### The task
Among the lines below, tally those that contain "iPhone" and respond with the total only.

### Dataset
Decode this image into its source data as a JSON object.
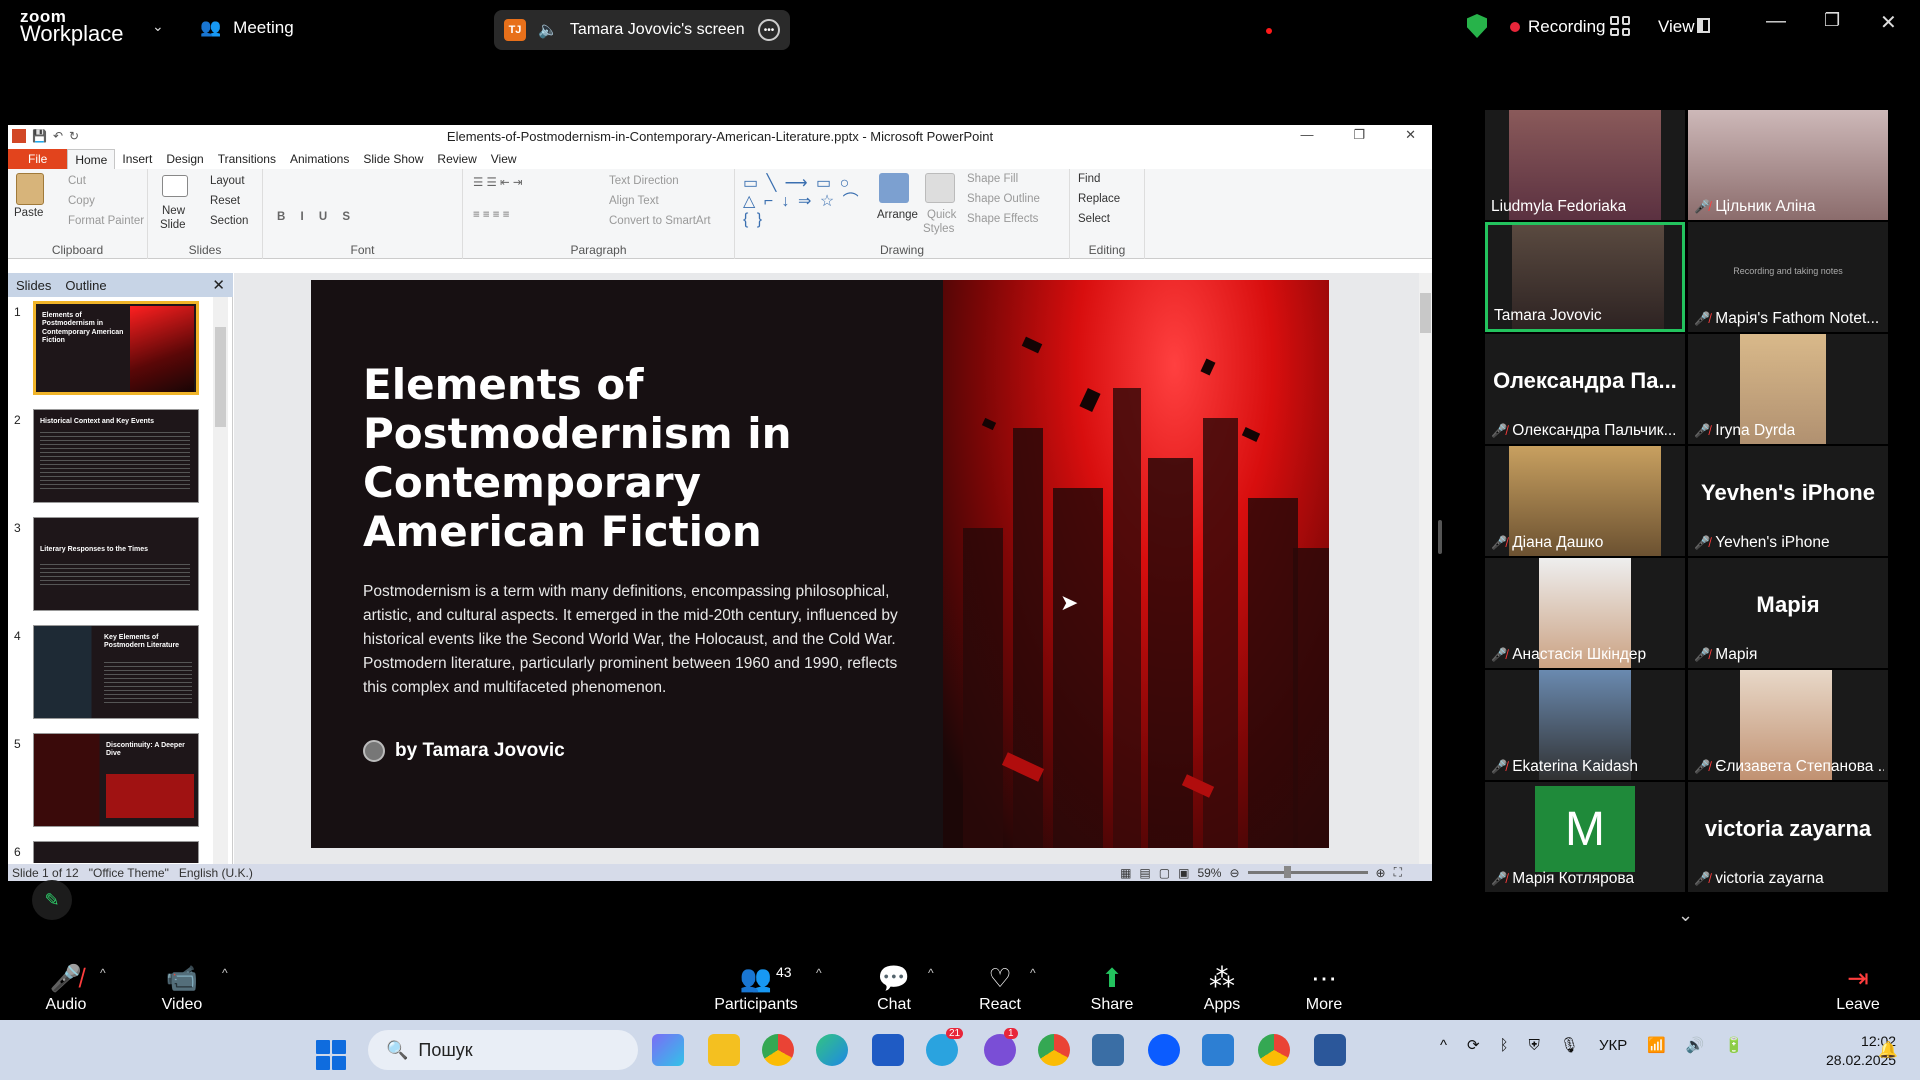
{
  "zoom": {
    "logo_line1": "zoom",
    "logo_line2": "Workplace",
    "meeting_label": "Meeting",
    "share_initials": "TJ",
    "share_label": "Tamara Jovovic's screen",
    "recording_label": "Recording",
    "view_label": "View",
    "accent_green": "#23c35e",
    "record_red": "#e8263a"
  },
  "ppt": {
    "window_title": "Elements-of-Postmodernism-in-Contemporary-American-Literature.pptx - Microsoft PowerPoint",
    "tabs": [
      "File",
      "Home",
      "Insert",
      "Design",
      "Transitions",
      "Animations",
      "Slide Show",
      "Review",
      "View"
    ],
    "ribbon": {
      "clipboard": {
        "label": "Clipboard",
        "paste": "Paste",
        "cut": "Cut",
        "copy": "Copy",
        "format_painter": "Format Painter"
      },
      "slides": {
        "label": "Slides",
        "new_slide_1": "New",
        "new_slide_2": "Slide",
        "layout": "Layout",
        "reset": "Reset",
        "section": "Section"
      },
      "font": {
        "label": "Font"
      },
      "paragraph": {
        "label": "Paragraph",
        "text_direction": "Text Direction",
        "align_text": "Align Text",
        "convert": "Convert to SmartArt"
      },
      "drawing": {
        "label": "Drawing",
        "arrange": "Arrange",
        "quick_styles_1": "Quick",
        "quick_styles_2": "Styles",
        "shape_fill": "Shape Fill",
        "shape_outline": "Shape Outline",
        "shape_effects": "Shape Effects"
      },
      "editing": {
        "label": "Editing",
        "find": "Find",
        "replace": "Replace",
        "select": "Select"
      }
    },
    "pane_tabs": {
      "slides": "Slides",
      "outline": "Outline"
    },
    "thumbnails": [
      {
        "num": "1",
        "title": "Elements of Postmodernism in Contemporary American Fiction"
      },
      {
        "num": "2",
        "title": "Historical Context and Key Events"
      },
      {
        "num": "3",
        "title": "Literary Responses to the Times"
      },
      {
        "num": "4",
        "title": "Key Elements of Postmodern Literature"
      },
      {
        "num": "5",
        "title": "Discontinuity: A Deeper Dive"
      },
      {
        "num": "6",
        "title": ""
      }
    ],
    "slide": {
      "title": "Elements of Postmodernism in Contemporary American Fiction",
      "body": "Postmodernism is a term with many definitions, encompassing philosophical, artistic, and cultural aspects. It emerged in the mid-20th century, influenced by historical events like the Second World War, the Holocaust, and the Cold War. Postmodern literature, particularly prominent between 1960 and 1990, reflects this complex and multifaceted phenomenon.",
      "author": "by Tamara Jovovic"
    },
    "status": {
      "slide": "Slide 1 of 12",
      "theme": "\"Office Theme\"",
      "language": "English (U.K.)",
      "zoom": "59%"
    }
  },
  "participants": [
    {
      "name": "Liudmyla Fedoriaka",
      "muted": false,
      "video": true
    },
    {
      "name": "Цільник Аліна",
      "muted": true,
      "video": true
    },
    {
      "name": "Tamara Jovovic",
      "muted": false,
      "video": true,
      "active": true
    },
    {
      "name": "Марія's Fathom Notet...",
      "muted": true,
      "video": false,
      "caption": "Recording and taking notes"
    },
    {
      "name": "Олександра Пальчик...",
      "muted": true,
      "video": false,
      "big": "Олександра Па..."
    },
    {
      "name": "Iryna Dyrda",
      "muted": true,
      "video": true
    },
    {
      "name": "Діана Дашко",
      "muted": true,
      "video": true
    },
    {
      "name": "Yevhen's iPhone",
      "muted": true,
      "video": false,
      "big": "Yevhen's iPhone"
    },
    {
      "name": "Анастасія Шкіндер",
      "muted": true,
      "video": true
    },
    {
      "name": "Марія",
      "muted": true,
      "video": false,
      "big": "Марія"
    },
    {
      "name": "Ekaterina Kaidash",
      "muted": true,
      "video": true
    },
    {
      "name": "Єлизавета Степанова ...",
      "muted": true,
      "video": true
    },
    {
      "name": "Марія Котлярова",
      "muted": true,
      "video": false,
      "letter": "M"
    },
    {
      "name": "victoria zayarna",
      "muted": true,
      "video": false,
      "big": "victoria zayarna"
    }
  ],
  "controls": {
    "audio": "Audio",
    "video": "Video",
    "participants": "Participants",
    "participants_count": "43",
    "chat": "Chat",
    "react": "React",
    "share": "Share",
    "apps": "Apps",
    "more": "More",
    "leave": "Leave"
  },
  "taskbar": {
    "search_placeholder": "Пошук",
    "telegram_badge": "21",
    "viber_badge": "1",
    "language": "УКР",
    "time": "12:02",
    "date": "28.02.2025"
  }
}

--

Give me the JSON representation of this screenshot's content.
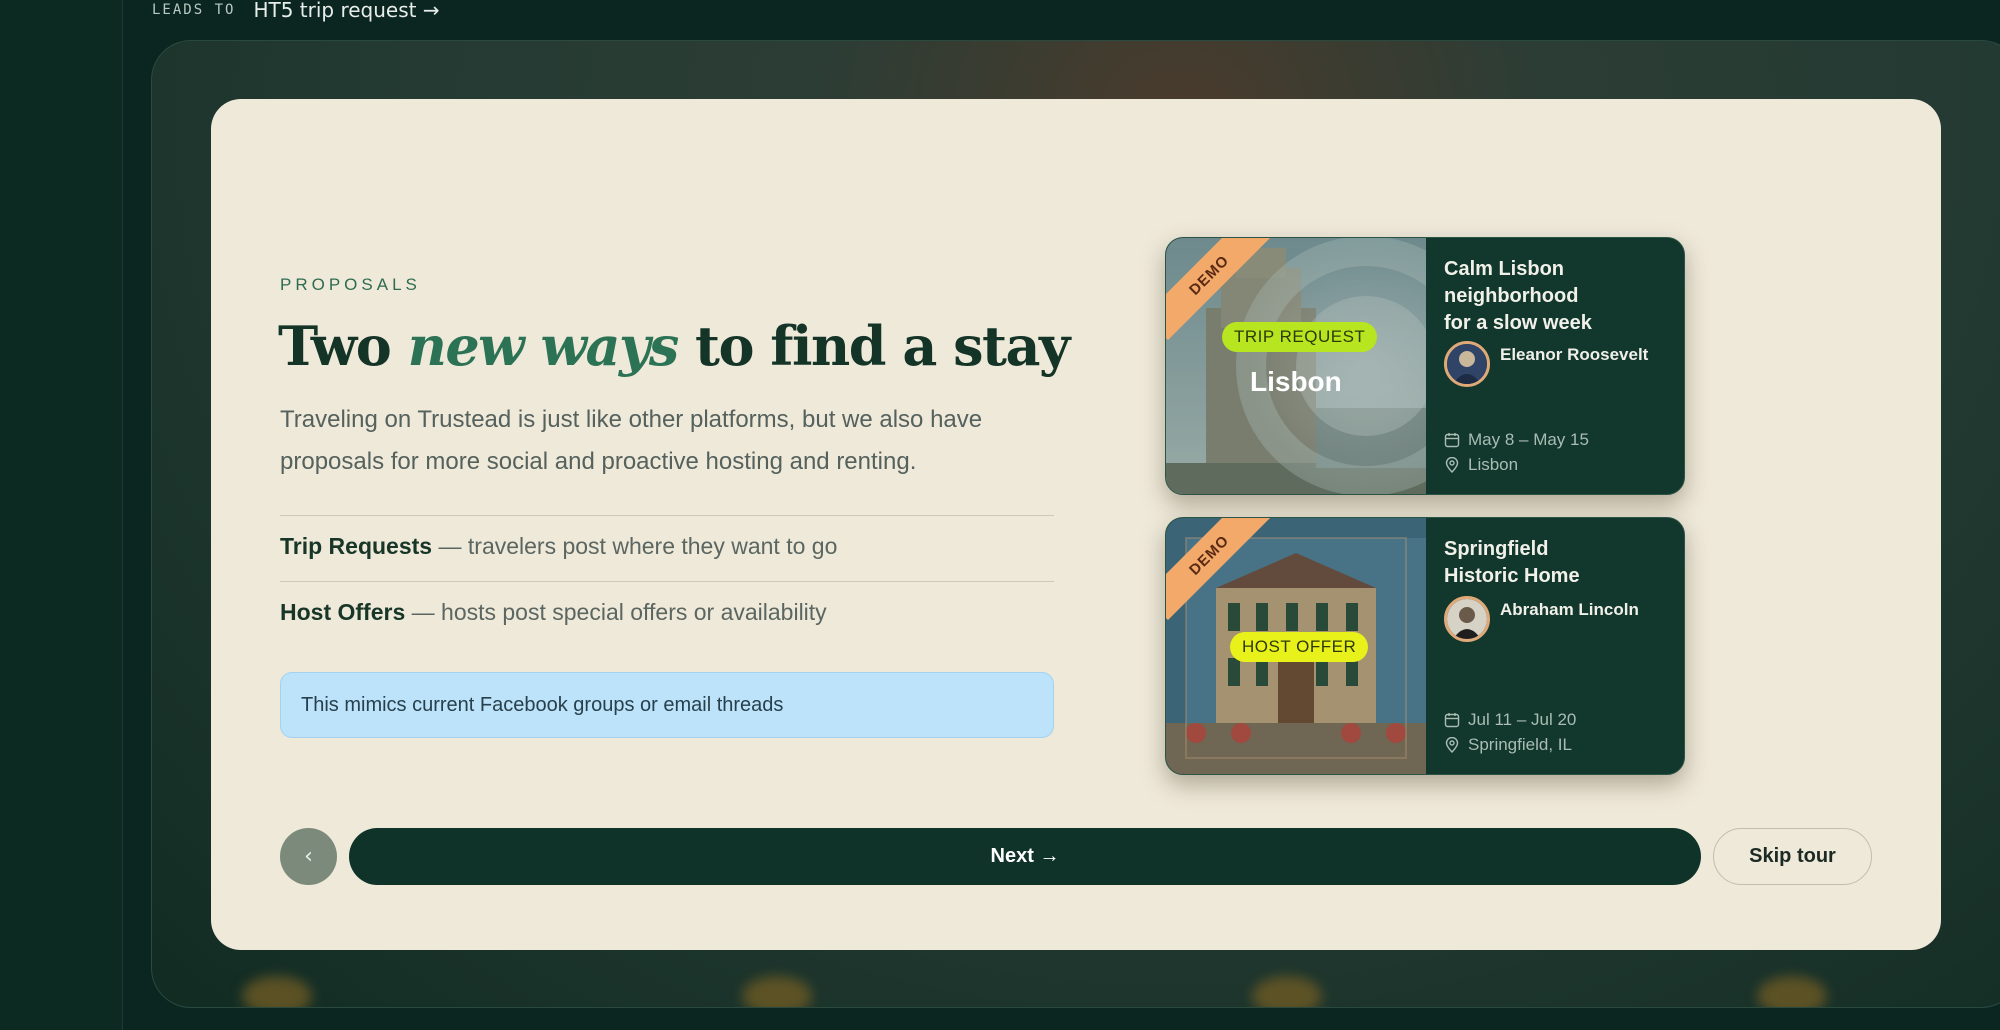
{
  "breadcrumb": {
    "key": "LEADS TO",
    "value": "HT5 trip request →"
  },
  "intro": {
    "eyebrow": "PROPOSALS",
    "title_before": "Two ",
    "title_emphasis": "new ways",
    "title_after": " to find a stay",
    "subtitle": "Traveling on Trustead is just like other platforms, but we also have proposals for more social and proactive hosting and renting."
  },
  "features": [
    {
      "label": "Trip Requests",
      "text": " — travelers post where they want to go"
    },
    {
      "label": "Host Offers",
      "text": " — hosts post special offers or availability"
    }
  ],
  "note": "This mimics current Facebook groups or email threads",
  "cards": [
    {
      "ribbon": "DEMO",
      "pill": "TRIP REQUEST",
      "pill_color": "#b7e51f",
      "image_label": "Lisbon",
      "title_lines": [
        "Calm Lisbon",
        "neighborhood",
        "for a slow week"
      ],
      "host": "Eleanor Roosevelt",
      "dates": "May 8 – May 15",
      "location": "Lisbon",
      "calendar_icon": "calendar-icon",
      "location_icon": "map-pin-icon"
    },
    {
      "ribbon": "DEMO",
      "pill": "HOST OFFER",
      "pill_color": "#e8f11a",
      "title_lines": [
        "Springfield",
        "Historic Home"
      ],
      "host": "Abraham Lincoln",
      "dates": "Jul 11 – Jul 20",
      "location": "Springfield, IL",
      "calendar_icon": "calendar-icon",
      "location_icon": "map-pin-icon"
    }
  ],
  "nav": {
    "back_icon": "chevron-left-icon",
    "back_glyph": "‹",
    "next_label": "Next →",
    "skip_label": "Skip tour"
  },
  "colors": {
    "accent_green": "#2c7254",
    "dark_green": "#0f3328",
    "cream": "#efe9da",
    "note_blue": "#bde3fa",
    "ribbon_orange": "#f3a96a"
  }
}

### Result for this exercise
2